Work out how many lines of the material contain the string "icon"; the answer is that number only.

======== TASK MATERIAL ========

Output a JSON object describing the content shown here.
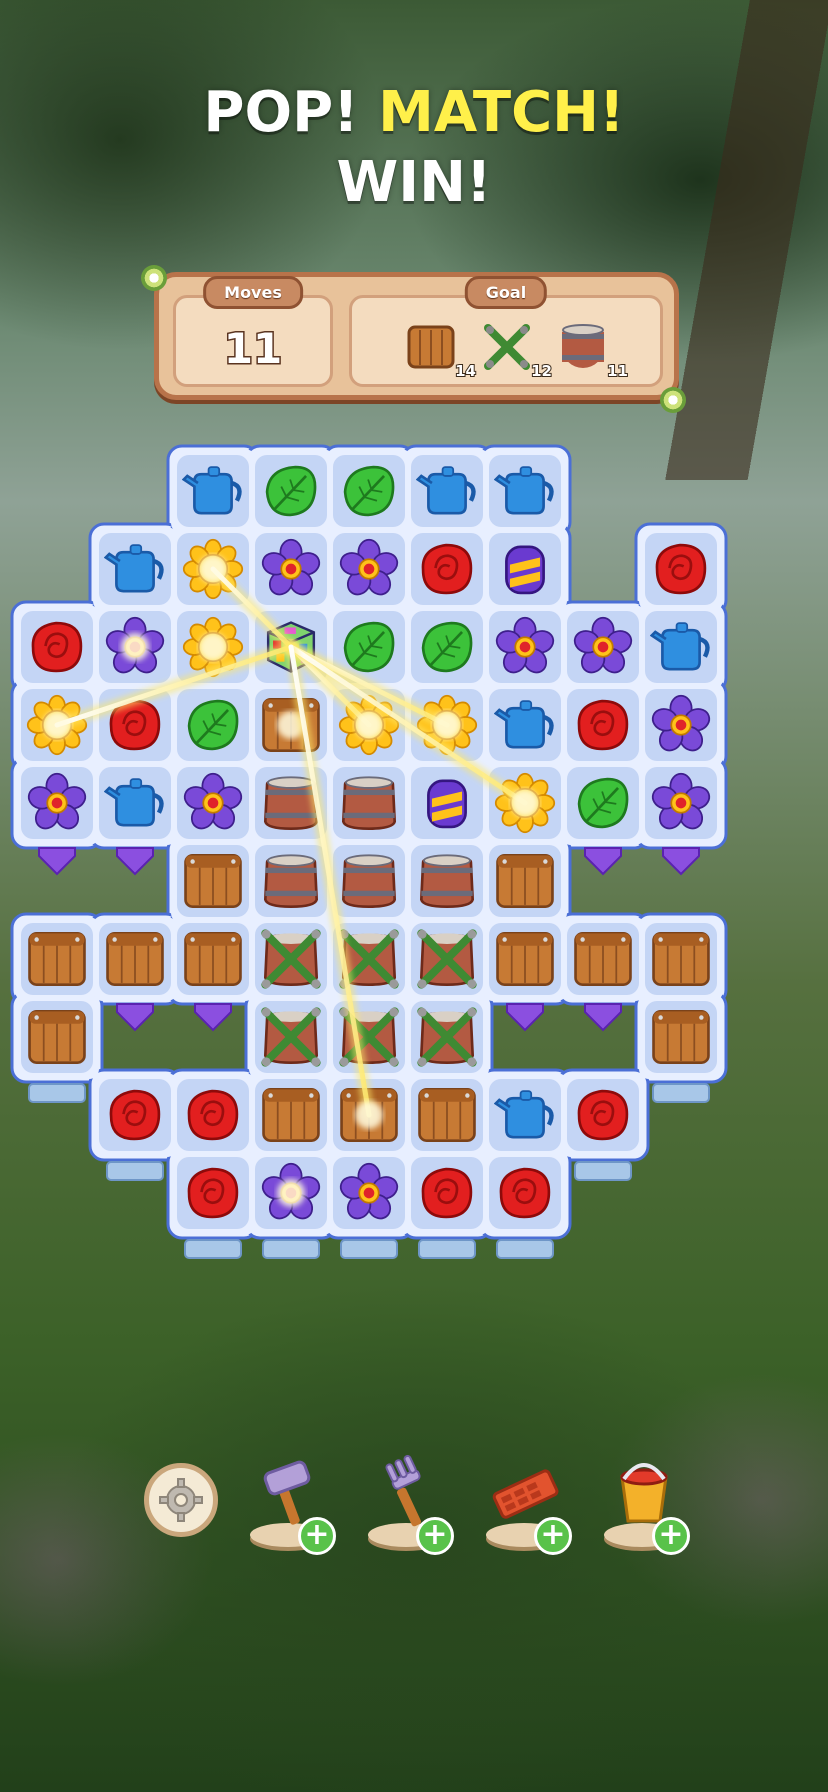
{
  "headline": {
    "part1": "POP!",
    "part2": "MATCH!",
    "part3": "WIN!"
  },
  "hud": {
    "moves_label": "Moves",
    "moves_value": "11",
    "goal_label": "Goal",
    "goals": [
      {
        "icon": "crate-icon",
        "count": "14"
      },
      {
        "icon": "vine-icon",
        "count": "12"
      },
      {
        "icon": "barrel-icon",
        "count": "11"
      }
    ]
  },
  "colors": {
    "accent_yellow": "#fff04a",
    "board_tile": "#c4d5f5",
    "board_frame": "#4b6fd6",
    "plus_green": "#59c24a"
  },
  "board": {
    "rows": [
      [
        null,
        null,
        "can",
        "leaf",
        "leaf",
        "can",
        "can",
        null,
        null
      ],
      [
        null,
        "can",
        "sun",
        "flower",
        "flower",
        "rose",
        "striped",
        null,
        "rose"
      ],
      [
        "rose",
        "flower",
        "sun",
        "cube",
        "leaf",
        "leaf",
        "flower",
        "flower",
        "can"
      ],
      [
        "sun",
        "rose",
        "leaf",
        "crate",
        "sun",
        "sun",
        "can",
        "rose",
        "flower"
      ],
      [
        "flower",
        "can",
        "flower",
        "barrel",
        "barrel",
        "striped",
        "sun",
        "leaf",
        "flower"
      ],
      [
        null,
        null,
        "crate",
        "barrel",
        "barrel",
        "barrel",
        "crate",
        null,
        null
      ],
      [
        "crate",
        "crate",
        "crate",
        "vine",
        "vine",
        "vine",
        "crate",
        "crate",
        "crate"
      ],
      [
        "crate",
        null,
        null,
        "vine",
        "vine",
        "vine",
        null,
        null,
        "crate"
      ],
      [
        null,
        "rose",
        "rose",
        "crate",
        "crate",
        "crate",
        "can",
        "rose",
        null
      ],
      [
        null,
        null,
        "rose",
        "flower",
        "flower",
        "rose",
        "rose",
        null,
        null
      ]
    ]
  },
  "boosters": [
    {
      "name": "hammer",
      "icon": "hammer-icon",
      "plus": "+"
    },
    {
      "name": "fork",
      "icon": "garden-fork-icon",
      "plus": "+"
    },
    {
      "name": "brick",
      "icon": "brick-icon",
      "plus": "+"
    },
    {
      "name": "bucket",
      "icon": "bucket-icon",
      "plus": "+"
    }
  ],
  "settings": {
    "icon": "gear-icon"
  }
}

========

• EXERCISE OUTPUT
8